# TASK DIRECTIONS
A line-by-line copy of the material below is required.

# RECORDS PROVIDED

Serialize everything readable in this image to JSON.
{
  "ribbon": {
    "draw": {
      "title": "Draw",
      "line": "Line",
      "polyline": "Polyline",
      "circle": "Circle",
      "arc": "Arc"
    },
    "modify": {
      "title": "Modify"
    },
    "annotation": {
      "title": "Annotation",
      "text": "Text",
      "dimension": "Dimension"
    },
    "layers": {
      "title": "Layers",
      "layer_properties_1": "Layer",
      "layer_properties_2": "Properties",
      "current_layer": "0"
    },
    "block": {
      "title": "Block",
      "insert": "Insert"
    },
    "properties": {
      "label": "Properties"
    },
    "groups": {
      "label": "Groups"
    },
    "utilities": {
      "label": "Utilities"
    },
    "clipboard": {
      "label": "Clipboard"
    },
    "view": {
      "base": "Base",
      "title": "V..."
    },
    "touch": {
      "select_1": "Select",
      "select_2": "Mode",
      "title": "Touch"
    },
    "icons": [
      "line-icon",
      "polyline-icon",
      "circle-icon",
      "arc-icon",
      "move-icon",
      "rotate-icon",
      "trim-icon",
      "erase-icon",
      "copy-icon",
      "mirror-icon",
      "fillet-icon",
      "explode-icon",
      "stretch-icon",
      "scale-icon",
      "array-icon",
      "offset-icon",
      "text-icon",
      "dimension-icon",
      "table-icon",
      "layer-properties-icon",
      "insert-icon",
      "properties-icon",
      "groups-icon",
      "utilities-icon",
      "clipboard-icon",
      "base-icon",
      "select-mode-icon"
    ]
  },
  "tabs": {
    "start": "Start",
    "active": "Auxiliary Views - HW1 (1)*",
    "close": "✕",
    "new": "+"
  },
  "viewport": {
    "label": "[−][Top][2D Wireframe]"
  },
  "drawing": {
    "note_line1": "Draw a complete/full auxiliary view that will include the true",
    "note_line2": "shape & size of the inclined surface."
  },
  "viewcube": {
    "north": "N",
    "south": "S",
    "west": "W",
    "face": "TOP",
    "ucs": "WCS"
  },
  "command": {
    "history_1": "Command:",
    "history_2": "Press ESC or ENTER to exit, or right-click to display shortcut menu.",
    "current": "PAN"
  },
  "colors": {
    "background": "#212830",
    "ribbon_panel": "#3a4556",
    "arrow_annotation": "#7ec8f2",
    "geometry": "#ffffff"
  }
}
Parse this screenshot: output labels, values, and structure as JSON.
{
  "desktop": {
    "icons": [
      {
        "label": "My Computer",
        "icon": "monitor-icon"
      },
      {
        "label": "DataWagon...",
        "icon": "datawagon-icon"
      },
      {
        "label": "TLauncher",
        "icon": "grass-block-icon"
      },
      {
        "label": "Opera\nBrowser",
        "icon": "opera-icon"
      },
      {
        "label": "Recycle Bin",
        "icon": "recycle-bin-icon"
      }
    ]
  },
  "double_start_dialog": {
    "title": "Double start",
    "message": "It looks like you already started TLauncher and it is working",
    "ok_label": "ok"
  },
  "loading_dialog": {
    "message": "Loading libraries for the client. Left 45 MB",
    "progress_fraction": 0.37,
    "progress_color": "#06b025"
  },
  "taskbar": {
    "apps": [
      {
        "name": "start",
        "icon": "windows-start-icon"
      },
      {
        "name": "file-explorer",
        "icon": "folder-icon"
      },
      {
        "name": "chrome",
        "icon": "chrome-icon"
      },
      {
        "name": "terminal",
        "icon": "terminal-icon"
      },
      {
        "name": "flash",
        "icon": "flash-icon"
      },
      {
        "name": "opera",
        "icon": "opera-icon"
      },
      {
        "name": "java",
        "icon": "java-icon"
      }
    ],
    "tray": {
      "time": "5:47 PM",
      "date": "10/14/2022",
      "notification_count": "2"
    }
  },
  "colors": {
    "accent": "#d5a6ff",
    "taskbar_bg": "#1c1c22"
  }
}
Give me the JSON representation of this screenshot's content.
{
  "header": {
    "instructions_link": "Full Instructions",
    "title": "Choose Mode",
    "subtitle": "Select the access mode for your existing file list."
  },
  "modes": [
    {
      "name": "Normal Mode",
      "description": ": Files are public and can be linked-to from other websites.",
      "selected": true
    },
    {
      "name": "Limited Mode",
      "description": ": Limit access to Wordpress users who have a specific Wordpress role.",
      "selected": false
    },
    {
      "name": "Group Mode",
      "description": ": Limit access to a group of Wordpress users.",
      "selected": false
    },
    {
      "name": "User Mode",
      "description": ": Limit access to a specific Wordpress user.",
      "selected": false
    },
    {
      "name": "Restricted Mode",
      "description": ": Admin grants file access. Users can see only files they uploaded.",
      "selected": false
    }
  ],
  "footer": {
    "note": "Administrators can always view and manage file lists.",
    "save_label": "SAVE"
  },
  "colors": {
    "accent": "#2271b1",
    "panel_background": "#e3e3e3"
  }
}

# RESULT BELOW
Serialize everything readable in this image to JSON.
{
  "ribbon": {
    "draw": {
      "title": "Draw",
      "line": "Line",
      "polyline": "Polyline",
      "circle": "Circle",
      "arc": "Arc"
    },
    "modify": {
      "title": "Modify"
    },
    "annotation": {
      "title": "Annotation",
      "text": "Text",
      "dimension": "Dimension"
    },
    "layers": {
      "title": "Layers",
      "layer_properties_1": "Layer",
      "layer_properties_2": "Properties",
      "current_layer": "0"
    },
    "block": {
      "title": "Block",
      "insert": "Insert"
    },
    "properties": {
      "label": "Properties"
    },
    "groups": {
      "label": "Groups"
    },
    "utilities": {
      "label": "Utilities"
    },
    "clipboard": {
      "label": "Clipboard"
    },
    "view": {
      "base": "Base",
      "title": "V..."
    },
    "touch": {
      "select_1": "Select",
      "select_2": "Mode",
      "title": "Touch"
    },
    "icons": [
      "line-icon",
      "polyline-icon",
      "circle-icon",
      "arc-icon",
      "move-icon",
      "rotate-icon",
      "trim-icon",
      "erase-icon",
      "copy-icon",
      "mirror-icon",
      "fillet-icon",
      "explode-icon",
      "stretch-icon",
      "scale-icon",
      "array-icon",
      "offset-icon",
      "text-icon",
      "dimension-icon",
      "table-icon",
      "layer-properties-icon",
      "insert-icon",
      "properties-icon",
      "groups-icon",
      "utilities-icon",
      "clipboard-icon",
      "base-icon",
      "select-mode-icon"
    ]
  },
  "tabs": {
    "start": "Start",
    "active": "Auxiliary Views - HW1 (1)*",
    "close": "✕",
    "new": "+"
  },
  "viewport": {
    "label": "[−][Top][2D Wireframe]"
  },
  "drawing": {
    "note_line1": "Draw a complete/full auxiliary view that will include the true",
    "note_line2": "shape & size of the inclined surface."
  },
  "viewcube": {
    "north": "N",
    "south": "S",
    "west": "W",
    "face": "TOP",
    "ucs": "WCS"
  },
  "command": {
    "history_1": "Command:",
    "history_2": "Press ESC or ENTER to exit, or right-click to display shortcut menu.",
    "current": "PAN"
  },
  "colors": {
    "background": "#212830",
    "ribbon_panel": "#3a4556",
    "arrow_annotation": "#7ec8f2",
    "geometry": "#ffffff"
  }
}
Parse this screenshot: output labels, values, and structure as JSON.
{
  "desktop": {
    "icons": [
      {
        "label": "My Computer",
        "icon": "monitor-icon"
      },
      {
        "label": "DataWagon...",
        "icon": "datawagon-icon"
      },
      {
        "label": "TLauncher",
        "icon": "grass-block-icon"
      },
      {
        "label": "Opera\nBrowser",
        "icon": "opera-icon"
      },
      {
        "label": "Recycle Bin",
        "icon": "recycle-bin-icon"
      }
    ]
  },
  "double_start_dialog": {
    "title": "Double start",
    "message": "It looks like you already started TLauncher and it is working",
    "ok_label": "ok"
  },
  "loading_dialog": {
    "message": "Loading libraries for the client. Left 45 MB",
    "progress_fraction": 0.37,
    "progress_color": "#06b025"
  },
  "taskbar": {
    "apps": [
      {
        "name": "start",
        "icon": "windows-start-icon"
      },
      {
        "name": "file-explorer",
        "icon": "folder-icon"
      },
      {
        "name": "chrome",
        "icon": "chrome-icon"
      },
      {
        "name": "terminal",
        "icon": "terminal-icon"
      },
      {
        "name": "flash",
        "icon": "flash-icon"
      },
      {
        "name": "opera",
        "icon": "opera-icon"
      },
      {
        "name": "java",
        "icon": "java-icon"
      }
    ],
    "tray": {
      "time": "5:47 PM",
      "date": "10/14/2022",
      "notification_count": "2"
    }
  },
  "colors": {
    "accent": "#d5a6ff",
    "taskbar_bg": "#1c1c22"
  }
}
Give me the JSON representation of this screenshot's content.
{
  "header": {
    "instructions_link": "Full Instructions",
    "title": "Choose Mode",
    "subtitle": "Select the access mode for your existing file list."
  },
  "modes": [
    {
      "name": "Normal Mode",
      "description": ": Files are public and can be linked-to from other websites.",
      "selected": true
    },
    {
      "name": "Limited Mode",
      "description": ": Limit access to Wordpress users who have a specific Wordpress role.",
      "selected": false
    },
    {
      "name": "Group Mode",
      "description": ": Limit access to a group of Wordpress users.",
      "selected": false
    },
    {
      "name": "User Mode",
      "description": ": Limit access to a specific Wordpress user.",
      "selected": false
    },
    {
      "name": "Restricted Mode",
      "description": ": Admin grants file access. Users can see only files they uploaded.",
      "selected": false
    }
  ],
  "footer": {
    "note": "Administrators can always view and manage file lists.",
    "save_label": "SAVE"
  },
  "colors": {
    "accent": "#2271b1",
    "panel_background": "#e3e3e3"
  }
}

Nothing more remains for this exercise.